Content starts

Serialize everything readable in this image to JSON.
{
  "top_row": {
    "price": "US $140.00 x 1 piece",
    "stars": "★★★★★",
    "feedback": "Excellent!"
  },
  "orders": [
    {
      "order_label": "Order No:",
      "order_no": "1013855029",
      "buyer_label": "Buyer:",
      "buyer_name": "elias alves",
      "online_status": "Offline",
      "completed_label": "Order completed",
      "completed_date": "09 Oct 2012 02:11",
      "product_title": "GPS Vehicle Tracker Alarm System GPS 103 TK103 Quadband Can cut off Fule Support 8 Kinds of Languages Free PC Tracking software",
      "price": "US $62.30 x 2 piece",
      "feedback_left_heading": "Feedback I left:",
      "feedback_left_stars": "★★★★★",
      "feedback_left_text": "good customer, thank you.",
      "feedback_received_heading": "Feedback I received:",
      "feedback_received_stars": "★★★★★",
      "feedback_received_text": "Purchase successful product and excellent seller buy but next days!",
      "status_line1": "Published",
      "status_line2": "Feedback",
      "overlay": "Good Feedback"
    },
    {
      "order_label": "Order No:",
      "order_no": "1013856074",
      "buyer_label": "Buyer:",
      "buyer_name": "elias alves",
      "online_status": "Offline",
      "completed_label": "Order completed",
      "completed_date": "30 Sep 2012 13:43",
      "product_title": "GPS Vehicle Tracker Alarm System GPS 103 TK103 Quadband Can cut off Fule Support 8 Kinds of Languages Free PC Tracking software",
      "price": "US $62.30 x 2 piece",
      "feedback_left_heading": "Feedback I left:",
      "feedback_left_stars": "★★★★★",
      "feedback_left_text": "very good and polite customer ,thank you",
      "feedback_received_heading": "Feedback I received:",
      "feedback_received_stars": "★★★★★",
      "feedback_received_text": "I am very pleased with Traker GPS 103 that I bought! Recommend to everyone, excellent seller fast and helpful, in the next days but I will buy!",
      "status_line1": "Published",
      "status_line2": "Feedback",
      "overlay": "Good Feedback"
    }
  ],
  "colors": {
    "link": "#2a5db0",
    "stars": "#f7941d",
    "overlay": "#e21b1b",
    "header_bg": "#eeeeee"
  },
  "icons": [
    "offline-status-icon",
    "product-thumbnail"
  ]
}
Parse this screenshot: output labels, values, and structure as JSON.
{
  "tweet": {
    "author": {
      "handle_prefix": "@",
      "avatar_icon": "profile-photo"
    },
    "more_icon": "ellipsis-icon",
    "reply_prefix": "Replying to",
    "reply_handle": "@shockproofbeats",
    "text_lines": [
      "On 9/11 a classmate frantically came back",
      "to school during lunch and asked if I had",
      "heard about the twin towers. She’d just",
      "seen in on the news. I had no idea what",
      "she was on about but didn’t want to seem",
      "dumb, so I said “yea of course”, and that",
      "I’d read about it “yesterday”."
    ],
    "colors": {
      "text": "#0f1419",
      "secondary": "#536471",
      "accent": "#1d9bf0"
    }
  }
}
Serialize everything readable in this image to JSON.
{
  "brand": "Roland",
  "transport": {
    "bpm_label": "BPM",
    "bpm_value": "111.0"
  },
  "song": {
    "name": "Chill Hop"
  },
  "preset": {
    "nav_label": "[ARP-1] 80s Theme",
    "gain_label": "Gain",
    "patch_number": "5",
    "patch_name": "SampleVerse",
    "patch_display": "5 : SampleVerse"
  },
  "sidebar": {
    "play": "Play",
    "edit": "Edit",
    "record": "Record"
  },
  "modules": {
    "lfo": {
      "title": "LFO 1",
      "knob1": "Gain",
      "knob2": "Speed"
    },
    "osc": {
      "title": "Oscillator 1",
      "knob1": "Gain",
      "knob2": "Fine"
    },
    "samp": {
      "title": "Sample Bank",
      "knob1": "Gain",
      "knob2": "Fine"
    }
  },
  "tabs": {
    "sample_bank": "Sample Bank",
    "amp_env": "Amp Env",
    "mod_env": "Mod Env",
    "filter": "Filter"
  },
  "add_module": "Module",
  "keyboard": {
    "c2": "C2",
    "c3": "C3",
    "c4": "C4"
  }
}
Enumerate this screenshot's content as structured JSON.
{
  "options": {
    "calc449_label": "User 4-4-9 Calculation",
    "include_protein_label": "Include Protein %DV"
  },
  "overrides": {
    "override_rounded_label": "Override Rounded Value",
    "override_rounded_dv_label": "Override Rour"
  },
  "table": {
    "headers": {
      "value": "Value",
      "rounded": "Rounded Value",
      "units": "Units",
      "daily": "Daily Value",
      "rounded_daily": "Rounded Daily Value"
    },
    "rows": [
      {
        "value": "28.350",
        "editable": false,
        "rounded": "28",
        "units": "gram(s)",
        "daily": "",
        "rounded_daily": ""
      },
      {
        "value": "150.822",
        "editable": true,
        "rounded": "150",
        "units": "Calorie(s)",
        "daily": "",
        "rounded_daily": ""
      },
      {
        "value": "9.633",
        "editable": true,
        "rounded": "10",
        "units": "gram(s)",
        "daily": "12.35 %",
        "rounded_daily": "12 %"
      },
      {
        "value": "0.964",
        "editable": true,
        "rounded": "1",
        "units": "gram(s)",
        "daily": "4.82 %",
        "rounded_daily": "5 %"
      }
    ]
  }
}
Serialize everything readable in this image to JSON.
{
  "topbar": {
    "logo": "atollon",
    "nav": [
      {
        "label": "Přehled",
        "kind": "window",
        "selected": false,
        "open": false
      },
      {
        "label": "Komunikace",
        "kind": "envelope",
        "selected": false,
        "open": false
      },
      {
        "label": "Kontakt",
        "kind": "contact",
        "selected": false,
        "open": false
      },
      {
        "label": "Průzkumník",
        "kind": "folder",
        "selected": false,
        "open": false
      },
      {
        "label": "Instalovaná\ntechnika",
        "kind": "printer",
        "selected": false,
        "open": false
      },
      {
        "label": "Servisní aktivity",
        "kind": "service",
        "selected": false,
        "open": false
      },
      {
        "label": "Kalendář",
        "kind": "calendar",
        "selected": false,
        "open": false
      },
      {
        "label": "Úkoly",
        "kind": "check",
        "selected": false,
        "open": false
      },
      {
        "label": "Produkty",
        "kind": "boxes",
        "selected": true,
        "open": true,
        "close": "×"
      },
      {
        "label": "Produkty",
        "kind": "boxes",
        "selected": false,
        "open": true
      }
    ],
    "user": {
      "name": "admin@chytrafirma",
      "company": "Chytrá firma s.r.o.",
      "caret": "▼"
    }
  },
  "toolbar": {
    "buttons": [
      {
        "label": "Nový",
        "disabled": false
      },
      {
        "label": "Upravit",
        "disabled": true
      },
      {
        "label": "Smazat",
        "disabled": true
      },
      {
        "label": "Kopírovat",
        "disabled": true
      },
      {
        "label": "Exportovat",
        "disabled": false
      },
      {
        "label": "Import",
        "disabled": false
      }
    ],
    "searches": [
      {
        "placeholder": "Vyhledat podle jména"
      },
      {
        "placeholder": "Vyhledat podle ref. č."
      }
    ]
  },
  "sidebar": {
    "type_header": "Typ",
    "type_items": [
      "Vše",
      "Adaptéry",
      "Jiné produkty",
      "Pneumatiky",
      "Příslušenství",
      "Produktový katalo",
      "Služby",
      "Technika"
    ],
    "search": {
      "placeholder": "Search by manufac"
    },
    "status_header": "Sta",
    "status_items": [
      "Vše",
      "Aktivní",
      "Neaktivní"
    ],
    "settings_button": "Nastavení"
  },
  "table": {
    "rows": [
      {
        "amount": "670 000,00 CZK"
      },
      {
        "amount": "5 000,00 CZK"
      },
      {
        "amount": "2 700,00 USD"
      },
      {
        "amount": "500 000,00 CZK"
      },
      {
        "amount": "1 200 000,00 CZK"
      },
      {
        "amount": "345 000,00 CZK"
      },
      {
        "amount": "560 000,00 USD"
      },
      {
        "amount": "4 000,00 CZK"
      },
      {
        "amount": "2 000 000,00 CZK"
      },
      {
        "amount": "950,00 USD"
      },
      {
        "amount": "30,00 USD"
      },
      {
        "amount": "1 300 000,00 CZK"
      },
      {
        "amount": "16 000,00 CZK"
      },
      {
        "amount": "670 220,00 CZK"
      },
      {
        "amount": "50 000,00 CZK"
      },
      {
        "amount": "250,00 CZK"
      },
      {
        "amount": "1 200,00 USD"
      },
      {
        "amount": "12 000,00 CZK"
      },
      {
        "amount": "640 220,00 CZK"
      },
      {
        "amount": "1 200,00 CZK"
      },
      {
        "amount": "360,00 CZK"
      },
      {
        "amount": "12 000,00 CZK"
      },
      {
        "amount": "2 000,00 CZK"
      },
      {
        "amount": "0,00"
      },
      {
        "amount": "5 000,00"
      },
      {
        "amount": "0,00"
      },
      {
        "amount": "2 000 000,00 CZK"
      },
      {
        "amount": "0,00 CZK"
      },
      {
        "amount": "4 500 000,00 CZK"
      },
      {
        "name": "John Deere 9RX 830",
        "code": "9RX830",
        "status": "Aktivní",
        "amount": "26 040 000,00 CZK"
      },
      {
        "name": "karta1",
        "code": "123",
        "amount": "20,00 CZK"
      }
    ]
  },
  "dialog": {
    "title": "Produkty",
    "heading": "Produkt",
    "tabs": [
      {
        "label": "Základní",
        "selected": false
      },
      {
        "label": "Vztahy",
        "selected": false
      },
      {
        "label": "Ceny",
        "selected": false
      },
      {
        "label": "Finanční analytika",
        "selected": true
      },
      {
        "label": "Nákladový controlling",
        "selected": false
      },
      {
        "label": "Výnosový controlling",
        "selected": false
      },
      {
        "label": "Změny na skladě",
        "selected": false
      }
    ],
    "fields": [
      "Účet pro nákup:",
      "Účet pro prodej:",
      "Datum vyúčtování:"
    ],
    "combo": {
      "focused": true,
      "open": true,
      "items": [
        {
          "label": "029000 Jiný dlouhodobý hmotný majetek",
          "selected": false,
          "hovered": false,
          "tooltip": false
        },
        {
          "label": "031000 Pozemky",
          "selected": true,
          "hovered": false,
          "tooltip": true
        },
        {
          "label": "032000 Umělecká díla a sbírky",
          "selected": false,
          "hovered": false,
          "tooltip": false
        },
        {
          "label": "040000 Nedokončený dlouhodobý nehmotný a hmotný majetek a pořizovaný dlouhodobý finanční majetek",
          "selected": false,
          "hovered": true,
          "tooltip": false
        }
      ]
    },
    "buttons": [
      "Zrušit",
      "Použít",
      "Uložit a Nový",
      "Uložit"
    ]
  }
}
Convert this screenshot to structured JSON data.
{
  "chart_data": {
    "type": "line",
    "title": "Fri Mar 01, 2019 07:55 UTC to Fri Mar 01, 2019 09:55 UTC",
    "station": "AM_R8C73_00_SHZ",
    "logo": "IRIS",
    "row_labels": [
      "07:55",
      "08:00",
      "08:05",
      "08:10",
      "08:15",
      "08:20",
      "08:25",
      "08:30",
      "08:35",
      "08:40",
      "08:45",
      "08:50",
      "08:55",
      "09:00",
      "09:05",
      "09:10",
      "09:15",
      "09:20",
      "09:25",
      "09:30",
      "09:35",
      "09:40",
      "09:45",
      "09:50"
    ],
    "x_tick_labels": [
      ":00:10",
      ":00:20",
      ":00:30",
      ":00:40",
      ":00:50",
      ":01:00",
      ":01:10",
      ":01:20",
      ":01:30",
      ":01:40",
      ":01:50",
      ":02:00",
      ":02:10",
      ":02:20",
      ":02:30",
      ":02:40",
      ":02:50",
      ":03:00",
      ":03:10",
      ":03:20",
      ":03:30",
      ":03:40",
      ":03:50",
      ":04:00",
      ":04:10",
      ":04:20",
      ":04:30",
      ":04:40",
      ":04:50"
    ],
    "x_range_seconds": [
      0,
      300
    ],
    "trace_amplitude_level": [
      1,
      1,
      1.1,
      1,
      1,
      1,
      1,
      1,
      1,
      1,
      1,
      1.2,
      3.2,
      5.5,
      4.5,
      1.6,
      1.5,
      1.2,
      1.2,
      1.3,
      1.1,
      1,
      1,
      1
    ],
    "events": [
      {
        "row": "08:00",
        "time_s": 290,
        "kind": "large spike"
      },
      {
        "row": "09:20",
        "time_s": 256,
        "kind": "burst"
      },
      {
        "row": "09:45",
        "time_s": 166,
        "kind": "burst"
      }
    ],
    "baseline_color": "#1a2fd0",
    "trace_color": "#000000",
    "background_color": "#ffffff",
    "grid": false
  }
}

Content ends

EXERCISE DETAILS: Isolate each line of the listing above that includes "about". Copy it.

ANSWER SECTION:
      "heard about the twin towers. She’d just",
      "she was on about but didn’t want to seem",
      "I’d read about it “yesterday”."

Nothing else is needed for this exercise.